START Information given

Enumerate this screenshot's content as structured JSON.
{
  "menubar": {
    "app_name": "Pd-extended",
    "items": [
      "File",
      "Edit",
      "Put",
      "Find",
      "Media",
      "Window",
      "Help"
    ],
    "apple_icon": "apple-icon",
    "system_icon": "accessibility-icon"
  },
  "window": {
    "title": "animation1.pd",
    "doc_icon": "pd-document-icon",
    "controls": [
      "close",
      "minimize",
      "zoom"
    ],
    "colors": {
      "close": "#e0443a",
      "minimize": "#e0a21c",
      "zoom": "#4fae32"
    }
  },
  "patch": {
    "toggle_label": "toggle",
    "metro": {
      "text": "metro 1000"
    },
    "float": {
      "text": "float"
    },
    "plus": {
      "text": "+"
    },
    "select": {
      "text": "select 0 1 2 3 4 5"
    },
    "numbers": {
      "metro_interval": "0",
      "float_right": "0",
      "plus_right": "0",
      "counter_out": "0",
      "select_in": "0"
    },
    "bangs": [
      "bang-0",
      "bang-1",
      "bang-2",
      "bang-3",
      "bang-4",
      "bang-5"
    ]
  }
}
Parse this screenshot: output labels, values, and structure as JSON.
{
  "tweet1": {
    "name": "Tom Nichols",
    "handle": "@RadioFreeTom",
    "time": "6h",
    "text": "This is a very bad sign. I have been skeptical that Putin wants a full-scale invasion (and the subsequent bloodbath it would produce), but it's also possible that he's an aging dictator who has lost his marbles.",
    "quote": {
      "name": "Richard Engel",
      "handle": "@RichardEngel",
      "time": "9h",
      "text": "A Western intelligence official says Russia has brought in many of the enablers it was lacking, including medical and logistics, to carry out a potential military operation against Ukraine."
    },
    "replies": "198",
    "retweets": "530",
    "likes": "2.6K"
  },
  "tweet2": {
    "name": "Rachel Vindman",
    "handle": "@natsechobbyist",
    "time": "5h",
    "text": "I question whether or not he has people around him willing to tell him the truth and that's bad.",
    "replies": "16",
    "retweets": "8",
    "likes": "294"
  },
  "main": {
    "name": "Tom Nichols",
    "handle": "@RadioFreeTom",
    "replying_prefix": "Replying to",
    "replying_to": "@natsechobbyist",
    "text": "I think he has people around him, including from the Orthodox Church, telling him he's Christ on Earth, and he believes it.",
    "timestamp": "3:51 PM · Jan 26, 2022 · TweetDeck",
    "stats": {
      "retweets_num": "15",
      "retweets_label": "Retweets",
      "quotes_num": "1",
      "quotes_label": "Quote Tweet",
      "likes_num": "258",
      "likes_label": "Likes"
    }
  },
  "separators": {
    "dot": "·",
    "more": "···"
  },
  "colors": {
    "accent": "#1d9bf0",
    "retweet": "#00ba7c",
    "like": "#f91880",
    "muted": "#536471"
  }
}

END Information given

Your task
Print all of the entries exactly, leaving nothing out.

Written answer
Enumerate this screenshot's content as structured JSON.
{
  "menubar": {
    "app_name": "Pd-extended",
    "items": [
      "File",
      "Edit",
      "Put",
      "Find",
      "Media",
      "Window",
      "Help"
    ],
    "apple_icon": "apple-icon",
    "system_icon": "accessibility-icon"
  },
  "window": {
    "title": "animation1.pd",
    "doc_icon": "pd-document-icon",
    "controls": [
      "close",
      "minimize",
      "zoom"
    ],
    "colors": {
      "close": "#e0443a",
      "minimize": "#e0a21c",
      "zoom": "#4fae32"
    }
  },
  "patch": {
    "toggle_label": "toggle",
    "metro": {
      "text": "metro 1000"
    },
    "float": {
      "text": "float"
    },
    "plus": {
      "text": "+"
    },
    "select": {
      "text": "select 0 1 2 3 4 5"
    },
    "numbers": {
      "metro_interval": "0",
      "float_right": "0",
      "plus_right": "0",
      "counter_out": "0",
      "select_in": "0"
    },
    "bangs": [
      "bang-0",
      "bang-1",
      "bang-2",
      "bang-3",
      "bang-4",
      "bang-5"
    ]
  }
}
Parse this screenshot: output labels, values, and structure as JSON.
{
  "tweet1": {
    "name": "Tom Nichols",
    "handle": "@RadioFreeTom",
    "time": "6h",
    "text": "This is a very bad sign. I have been skeptical that Putin wants a full-scale invasion (and the subsequent bloodbath it would produce), but it's also possible that he's an aging dictator who has lost his marbles.",
    "quote": {
      "name": "Richard Engel",
      "handle": "@RichardEngel",
      "time": "9h",
      "text": "A Western intelligence official says Russia has brought in many of the enablers it was lacking, including medical and logistics, to carry out a potential military operation against Ukraine."
    },
    "replies": "198",
    "retweets": "530",
    "likes": "2.6K"
  },
  "tweet2": {
    "name": "Rachel Vindman",
    "handle": "@natsechobbyist",
    "time": "5h",
    "text": "I question whether or not he has people around him willing to tell him the truth and that's bad.",
    "replies": "16",
    "retweets": "8",
    "likes": "294"
  },
  "main": {
    "name": "Tom Nichols",
    "handle": "@RadioFreeTom",
    "replying_prefix": "Replying to",
    "replying_to": "@natsechobbyist",
    "text": "I think he has people around him, including from the Orthodox Church, telling him he's Christ on Earth, and he believes it.",
    "timestamp": "3:51 PM · Jan 26, 2022 · TweetDeck",
    "stats": {
      "retweets_num": "15",
      "retweets_label": "Retweets",
      "quotes_num": "1",
      "quotes_label": "Quote Tweet",
      "likes_num": "258",
      "likes_label": "Likes"
    }
  },
  "separators": {
    "dot": "·",
    "more": "···"
  },
  "colors": {
    "accent": "#1d9bf0",
    "retweet": "#00ba7c",
    "like": "#f91880",
    "muted": "#536471"
  }
}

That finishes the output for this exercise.